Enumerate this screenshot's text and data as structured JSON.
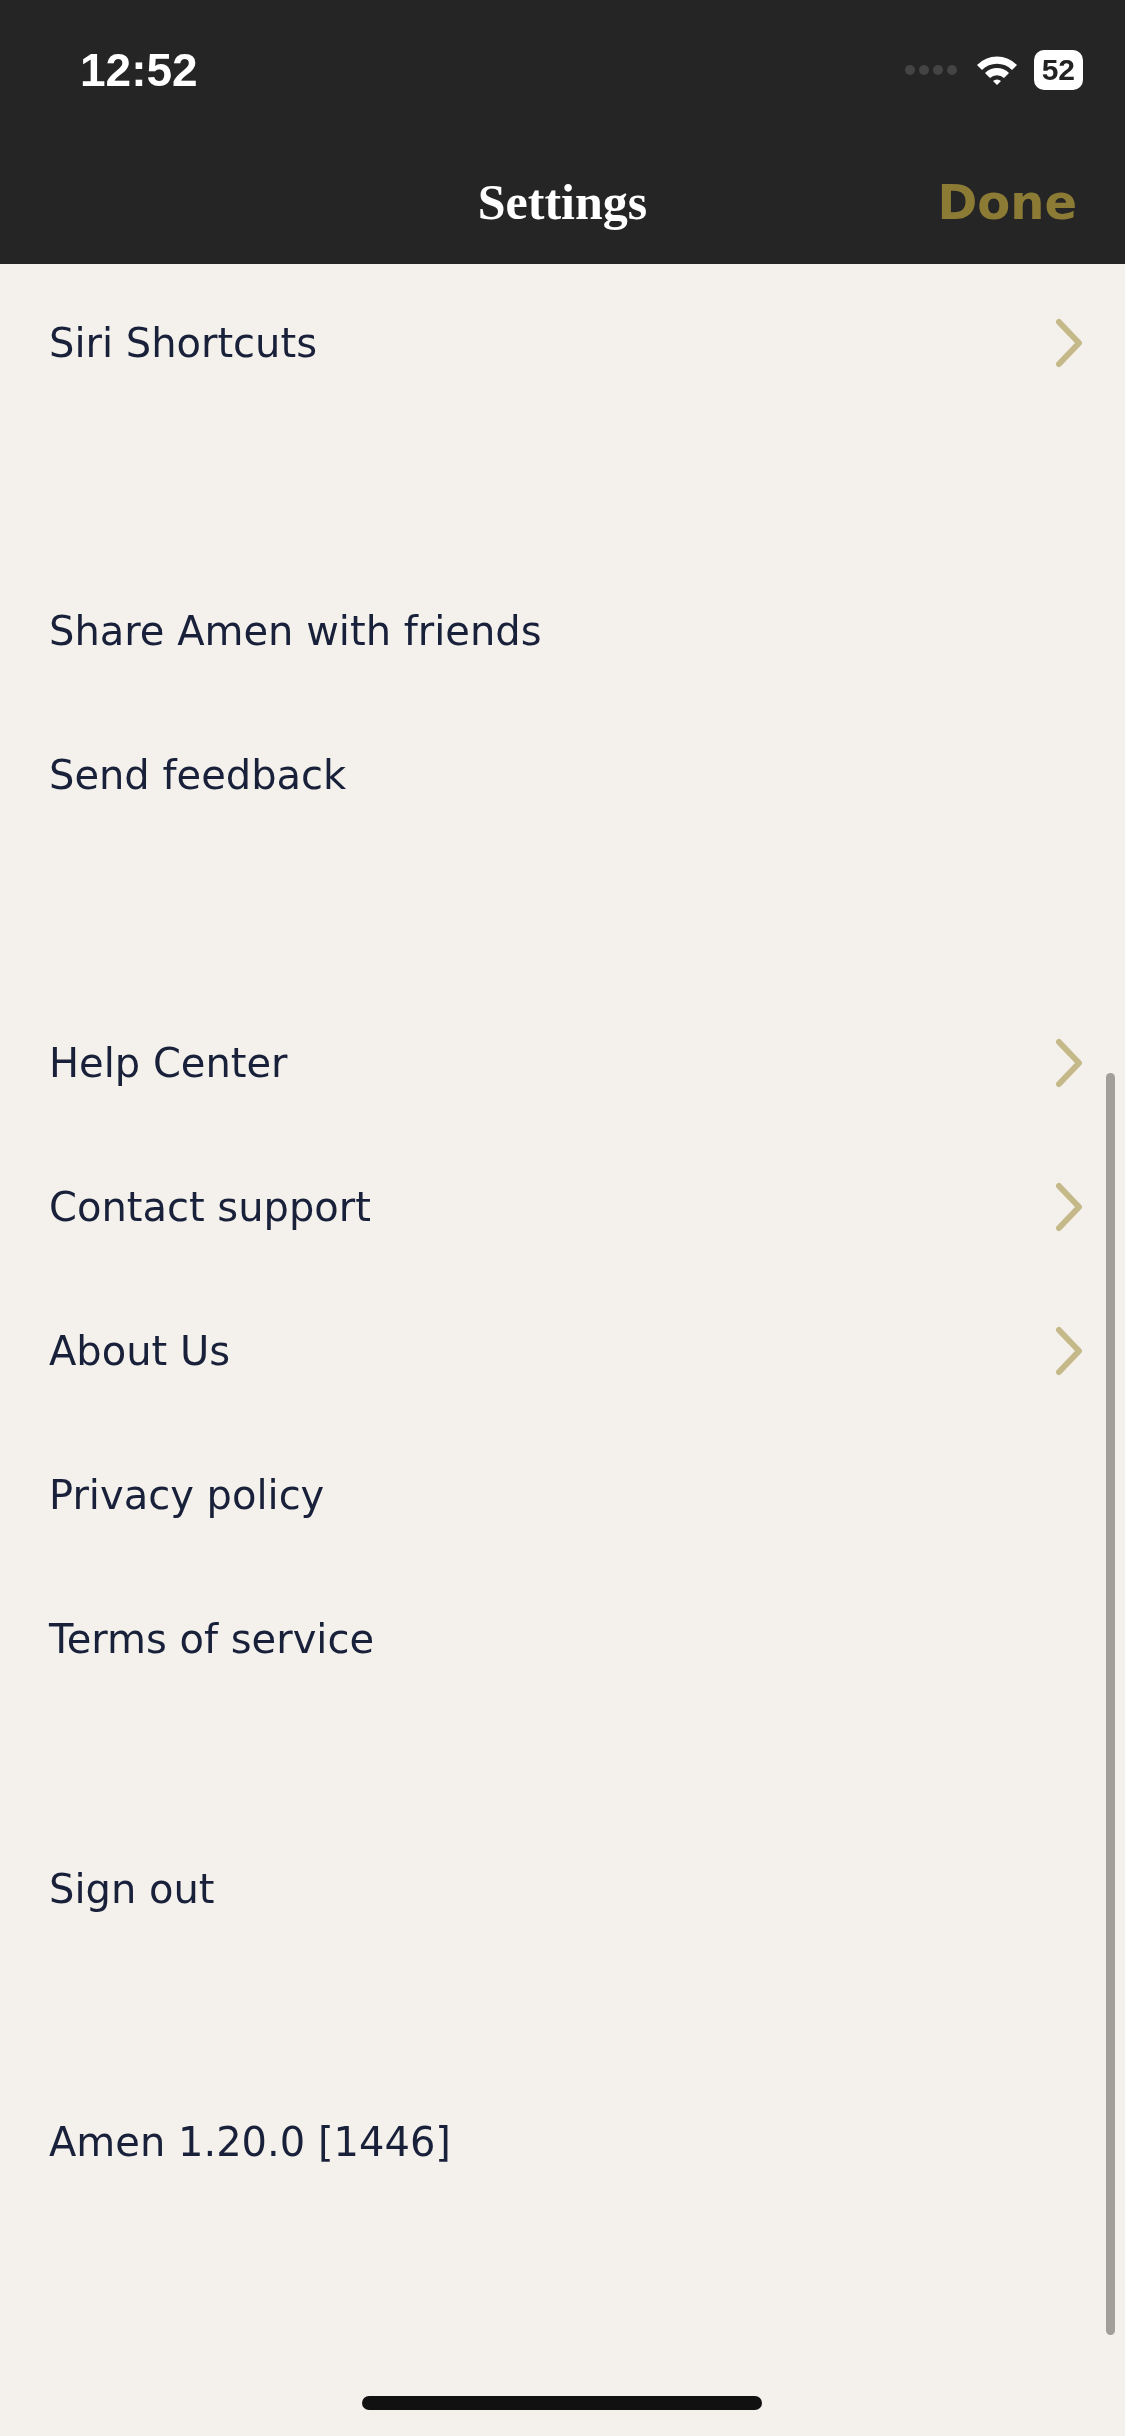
{
  "status_bar": {
    "time": "12:52",
    "battery": "52"
  },
  "nav": {
    "title": "Settings",
    "done": "Done"
  },
  "sections": [
    {
      "items": [
        {
          "label": "Siri Shortcuts",
          "chevron": true
        }
      ]
    },
    {
      "items": [
        {
          "label": "Share Amen with friends",
          "chevron": false
        },
        {
          "label": "Send feedback",
          "chevron": false
        }
      ]
    },
    {
      "items": [
        {
          "label": "Help Center",
          "chevron": true
        },
        {
          "label": "Contact support",
          "chevron": true
        },
        {
          "label": "About Us",
          "chevron": true
        },
        {
          "label": "Privacy policy",
          "chevron": false
        },
        {
          "label": "Terms of service",
          "chevron": false
        }
      ]
    },
    {
      "items": [
        {
          "label": "Sign out",
          "chevron": false
        }
      ]
    },
    {
      "items": [
        {
          "label": "Amen 1.20.0 [1446]",
          "chevron": false
        }
      ]
    }
  ]
}
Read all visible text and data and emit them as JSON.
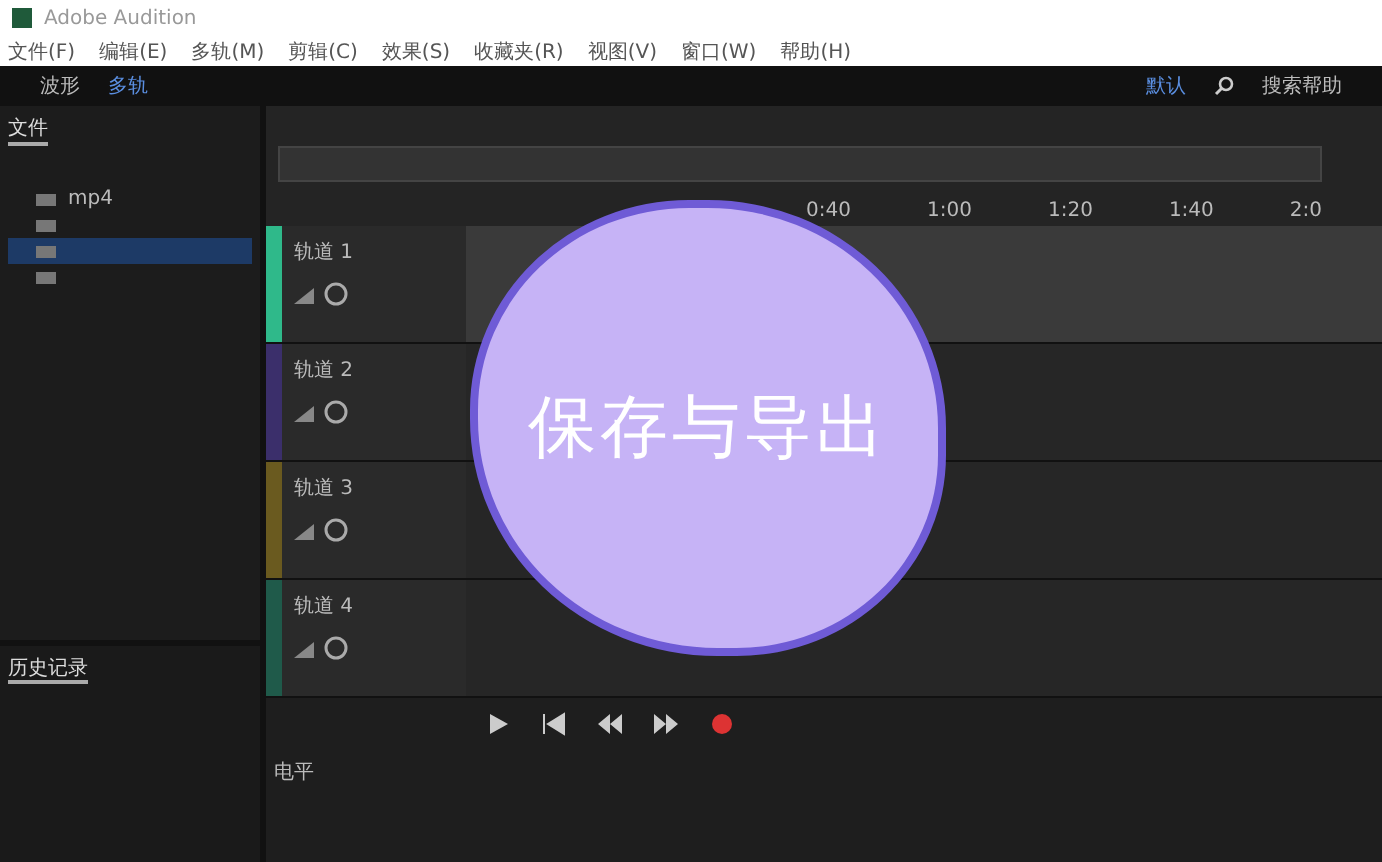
{
  "window": {
    "title": "Adobe Audition"
  },
  "menu": [
    "文件(F)",
    "编辑(E)",
    "多轨(M)",
    "剪辑(C)",
    "效果(S)",
    "收藏夹(R)",
    "视图(V)",
    "窗口(W)",
    "帮助(H)"
  ],
  "toolbar": {
    "modes": [
      {
        "label": "波形",
        "selected": false
      },
      {
        "label": "多轨",
        "selected": true
      }
    ],
    "workspace": "默认",
    "search": "搜索帮助"
  },
  "files_panel": {
    "tabs": [
      {
        "label": "文件",
        "selected": true
      }
    ],
    "items": [
      {
        "name": "mp4",
        "selected": false
      },
      {
        "selected": false
      },
      {
        "selected": true
      },
      {
        "selected": false
      }
    ]
  },
  "history_panel": {
    "title": "历史记录"
  },
  "ruler": [
    "0:40",
    "1:00",
    "1:20",
    "1:40",
    "2:0"
  ],
  "tracks": [
    {
      "name": "轨道 1",
      "color": "#2fb98a",
      "selected": true
    },
    {
      "name": "轨道 2",
      "color": "#3b2f6b",
      "selected": false
    },
    {
      "name": "轨道 3",
      "color": "#6a5a1f",
      "selected": false
    },
    {
      "name": "轨道 4",
      "color": "#1f5a4a",
      "selected": false
    }
  ],
  "levels_panel": {
    "title": "电平"
  },
  "sticker": {
    "text": "保存与导出"
  }
}
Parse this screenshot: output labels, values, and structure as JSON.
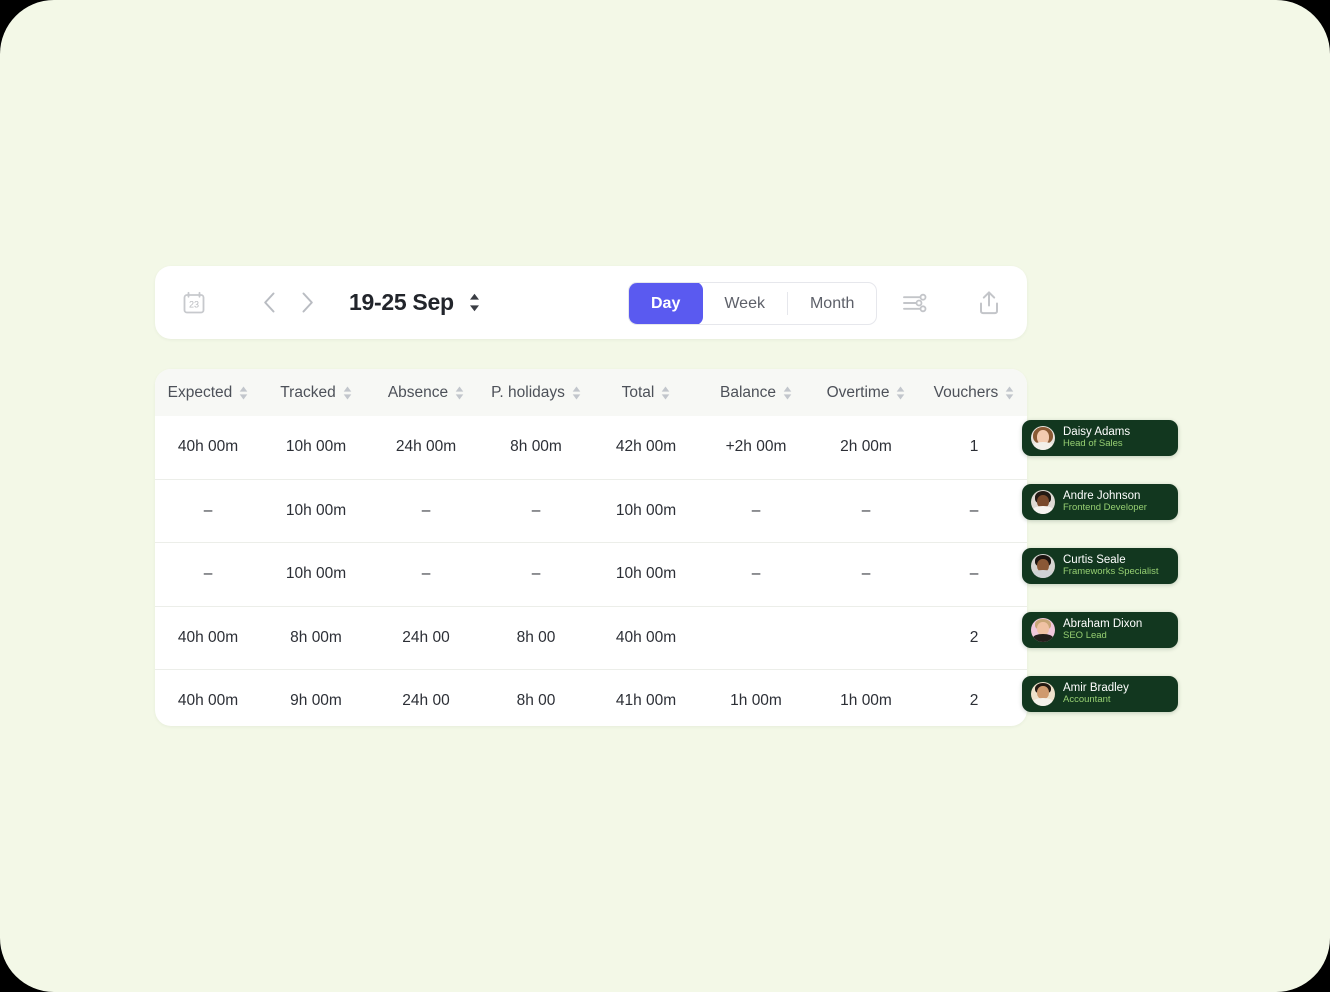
{
  "toolbar": {
    "calendar_icon_day": "23",
    "prev_label": "previous period",
    "next_label": "next period",
    "date_range": "19-25 Sep",
    "view_options": [
      {
        "label": "Day",
        "active": true
      },
      {
        "label": "Week",
        "active": false
      },
      {
        "label": "Month",
        "active": false
      }
    ],
    "filter_icon": "sliders-icon",
    "export_icon": "upload-icon"
  },
  "table": {
    "columns": [
      {
        "key": "expected",
        "label": "Expected",
        "sortable": true
      },
      {
        "key": "tracked",
        "label": "Tracked",
        "sortable": true
      },
      {
        "key": "absence",
        "label": "Absence",
        "sortable": true
      },
      {
        "key": "pholi",
        "label": "P.  holidays",
        "sortable": true
      },
      {
        "key": "total",
        "label": "Total",
        "sortable": true
      },
      {
        "key": "balance",
        "label": "Balance",
        "sortable": true
      },
      {
        "key": "overtime",
        "label": "Overtime",
        "sortable": true
      },
      {
        "key": "vouchers",
        "label": "Vouchers",
        "sortable": true
      }
    ],
    "rows": [
      {
        "expected": "40h 00m",
        "tracked": "10h 00m",
        "absence": "24h 00m",
        "pholi": "8h 00m",
        "total": "42h 00m",
        "balance": "+2h 00m",
        "balance_positive": true,
        "overtime": "2h 00m",
        "vouchers": "1"
      },
      {
        "expected": "–",
        "tracked": "10h 00m",
        "absence": "–",
        "pholi": "–",
        "total": "10h 00m",
        "balance": "–",
        "balance_positive": false,
        "overtime": "–",
        "vouchers": "–"
      },
      {
        "expected": "–",
        "tracked": "10h 00m",
        "absence": "–",
        "pholi": "–",
        "total": "10h 00m",
        "balance": "–",
        "balance_positive": false,
        "overtime": "–",
        "vouchers": "–"
      },
      {
        "expected": "40h 00m",
        "tracked": "8h 00m",
        "absence": "24h 00",
        "pholi": "8h 00",
        "total": "40h 00m",
        "balance": "",
        "balance_positive": false,
        "overtime": "",
        "vouchers": "2"
      },
      {
        "expected": "40h 00m",
        "tracked": "9h 00m",
        "absence": "24h 00",
        "pholi": "8h 00",
        "total": "41h 00m",
        "balance": "1h 00m",
        "balance_positive": false,
        "overtime": "1h 00m",
        "vouchers": "2"
      }
    ]
  },
  "employees": [
    {
      "name": "Daisy Adams",
      "role": "Head of Sales"
    },
    {
      "name": "Andre Johnson",
      "role": "Frontend Developer"
    },
    {
      "name": "Curtis Seale",
      "role": "Frameworks Specialist"
    },
    {
      "name": "Abraham Dixon",
      "role": "SEO Lead"
    },
    {
      "name": "Amir Bradley",
      "role": "Accountant"
    }
  ],
  "colors": {
    "page_background": "#f3f8e7",
    "card_background": "#ffffff",
    "accent_active": "#5a5af0",
    "positive_balance": "#3ddc72",
    "badge_background": "#12371f",
    "badge_role_text": "#96cf72",
    "header_background": "#f7f8f5"
  }
}
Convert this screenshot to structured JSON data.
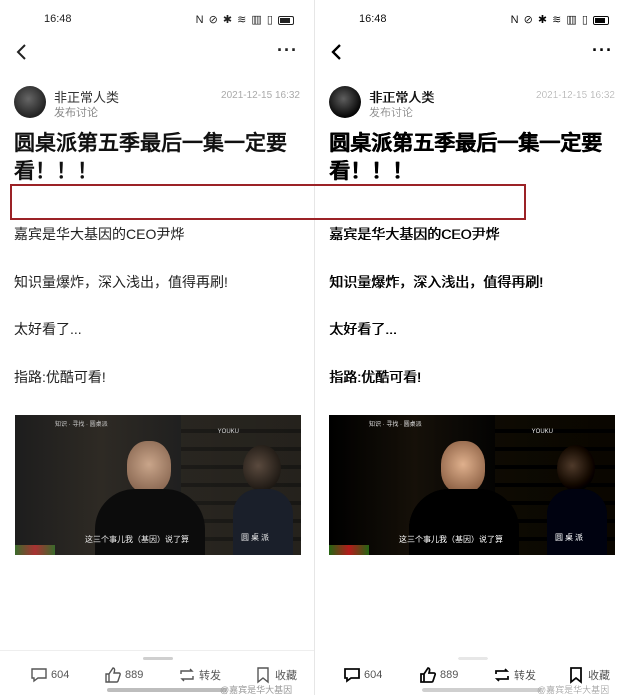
{
  "status_bar": {
    "time": "16:48",
    "icons_text": "N ⊘ ✱ ≋ ▥ ▯"
  },
  "author": {
    "name": "非正常人类",
    "subtitle": "发布讨论",
    "time": "2021-12-15 16:32"
  },
  "post": {
    "title": "圆桌派第五季最后一集一定要看！！！",
    "lines": [
      "嘉宾是华大基因的CEO尹烨",
      "知识量爆炸，深入浅出，值得再刷!",
      "太好看了...",
      "指路:优酷可看!"
    ]
  },
  "video": {
    "caption": "这三个事儿我（基因）说了算",
    "brand": "YOUKU",
    "show_logo": "圆桌派",
    "top_text": "知识 · 寻找 · 圆桌派"
  },
  "actions": {
    "comment_count": "604",
    "like_count": "889",
    "repost_label": "转发",
    "favorite_label": "收藏"
  },
  "watermark": "@嘉宾是华大基因",
  "icons": [
    "back-arrow-icon",
    "more-dots-icon",
    "comment-icon",
    "like-icon",
    "repost-icon",
    "favorite-icon"
  ],
  "colors": {
    "highlight": "#9b2226"
  }
}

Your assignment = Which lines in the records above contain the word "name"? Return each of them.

Output of the exercise =
        "name": "mp4",
      "name": "轨道 1",
      "name": "轨道 2",
      "name": "轨道 3",
      "name": "轨道 4",
      "name": "Daisy Adams",
      "name": "Andre Johnson",
      "name": "Curtis Seale",
      "name": "Abraham Dixon",
      "name": "Amir Bradley",
    "name": "非正常人类",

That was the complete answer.